Hacking report: What does this mean for the Murdoch empire?

The MPs on the Culture Select Committee may not all have agreed on the conclusion, yet the assertion in the report that Rupert Murdoch is not fit to run a major corporation could have powerful implications.

Rupert Murdoch at the Leveson Inquiry

Some shareholders have already taken steps to try to oust the 81 year old from his seat at the top of the table of the company he built, News Corporation. When you take a look at the sprawling organisation, which includes some of the biggest entertainment brands in the world, 20th Century Fox, the publisher Harper Collins, National Geographic, as well as names well known in the UK, like The Sun and Sky it is hard to imagine how any one person could drive and control such a complex and powerful organisation with more than a hundred companies.

The findings from the committee will give powerful new ammunition to those shareholders who already believe that it is time for Murdoch senior to step aside. The company's assertion that this was all down to one 'rogue reporter' seems extraordinary now.

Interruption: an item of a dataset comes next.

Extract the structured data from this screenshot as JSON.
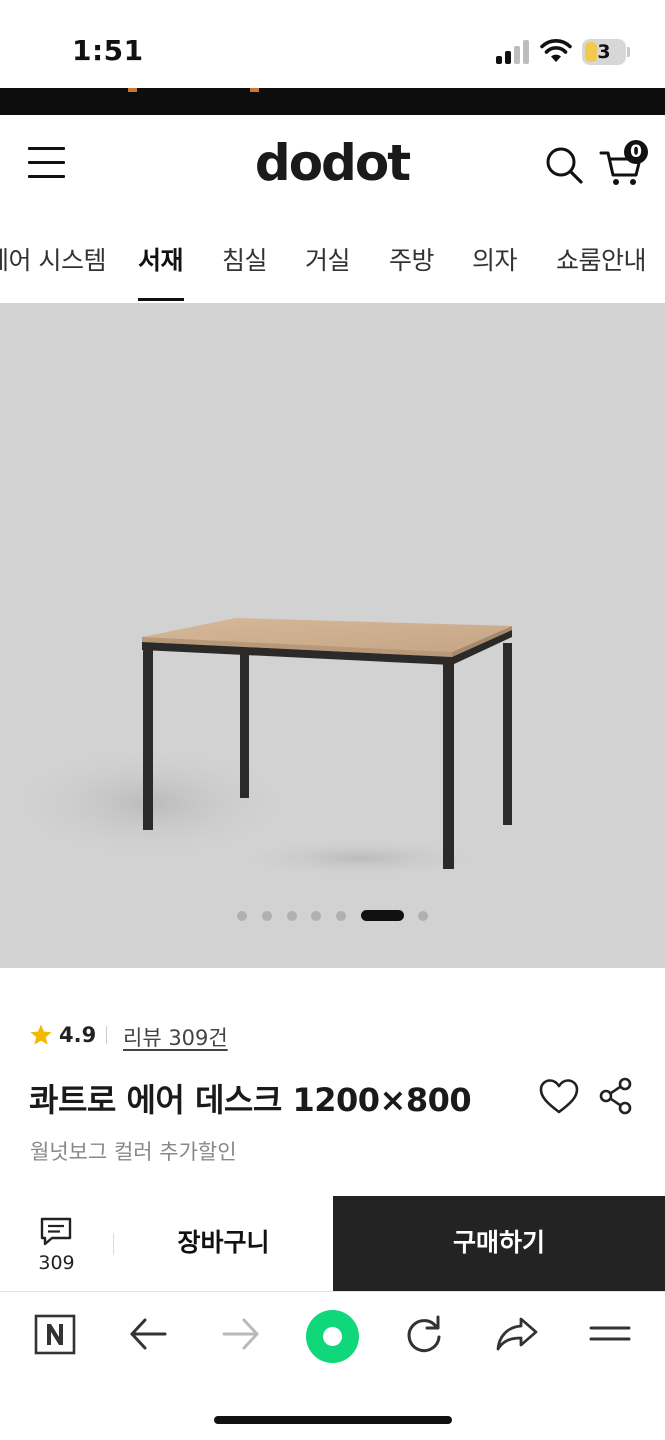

But the fact that MPs did not unanimously agree on the verdict, and plainly some have found this very uncomfortable, judging by their faces at this morning's press conference, will mean the power of this controversial judgement will be somewhat diminished.